If you are interested in codes, this paper may interest you:
http://www.win.tue.nl/~ruudp/paper/14.pdf

Last edited: Dec 8, 2015
17. Dec 8, 2015

### Staff: Mentor

As far as I remember he used it to improve the ω in the runtime estimation of it $(O(n^ω))$. Instead of searching single algorithms (as within a closed subset) he considered their generic (open sets) behavior. But it's too long ago that I remember details. Mainly I remember my astonishment how he managed to get something very concrete out a concept which in the beginning looked simply pure mathematical and abstract.

A bracing optimistic point of view. E.g. I once found a funny invariant on Lie Algebras, unfortunately $\{0\}$ for the semisimple ones but I'm not bright enough to make something out of it. (Ignore that please, if I already have breached the rules with that remark.)

I totally agree on. The reason for my question has been driven by the desire to narrow the gap between those coordinate rings and physical coordinate systems. My textbook doesn't supply many examples, mostly of the kind $V(x^2 - y^3)$ in $ℂ^2$ or derivations as tangent spaces.

18. Dec 8, 2015

### mathwonk

I find it quite hard to extract much gometry from commutative ring theory myself, and am still not at all expert on that topic, in spite of being a functioning (retired) algebraic geometer. I got most of my mileage out of analytic and purely geometric tools, but kept trying to fathom the abstract algebra. The first book that taught algebraic geometry with a good grip of the geometry was for me Shafarevich, Basic Algebraic Geometry, which I still like. It's not all commutative algebra and sheaf theory, but has lots of geometric insight and examples. I recommend taking a look there.

When I teach it I start by giving my class a feel for the topology of a complex plane curve in terms of its algebraic equation. the basic fact is the genus of the compact surface underlying a complex projective plane curve of degree d, equals (1/2)(d-1)(d-2), which of course is the triangular number 1+2+3+...+(d-2).

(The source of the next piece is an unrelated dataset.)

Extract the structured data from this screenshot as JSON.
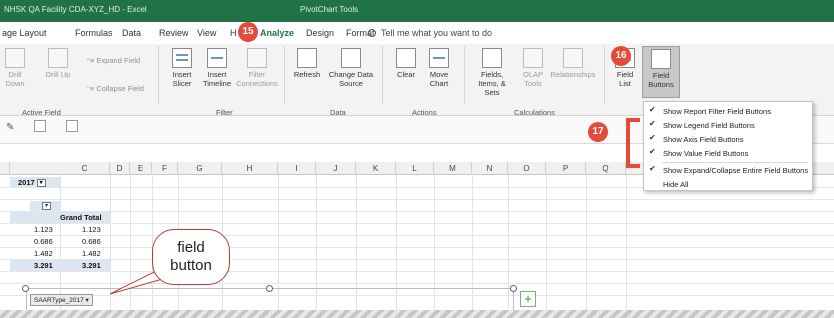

The reason for this is that genus of a surface is constant under deformation, so we deform our curve into a union of d general lines, which meet in such a way as to form that number of "holes", q.e.d. i.e. each "line" is homeomorphic to a sphere, and so we have a certain number of spheres meeting each other, which can be smoothed into a smooth surface of the appropriate genus, and whicha rose conversely from such a smooth surface by pinching off a certain number of loops in the surface. I have some notes in pdf form I could email if desired. or one could consult the beautiful and extremely careful and detailed book Algebraic Plane Curves, by Brieskorn and Knorrer. Another lovely book is Riemann surfaces and algebraic curves by Rick Miranda. On a special important topic, there are notes on my webpage on the classical, and some more modern, versions of the Riemann Roch theorem:
http://alpha.math.uga.edu/~roy/rrt.pdf

another good place to learn to combine polynomial aklgebra and geometry is the theory of toric varieties, discussed in a nice book by William Fulton, and in a somewhat scarce and now rather expensive book by Oda, Convex Bodies and algebraic geometry. (One used book seller in Maine, who I think ought to be ashamed, is asking over \$550 for a copy of this book.) So one should probably only consult this last work in a library.

Last edited: Dec 8, 2015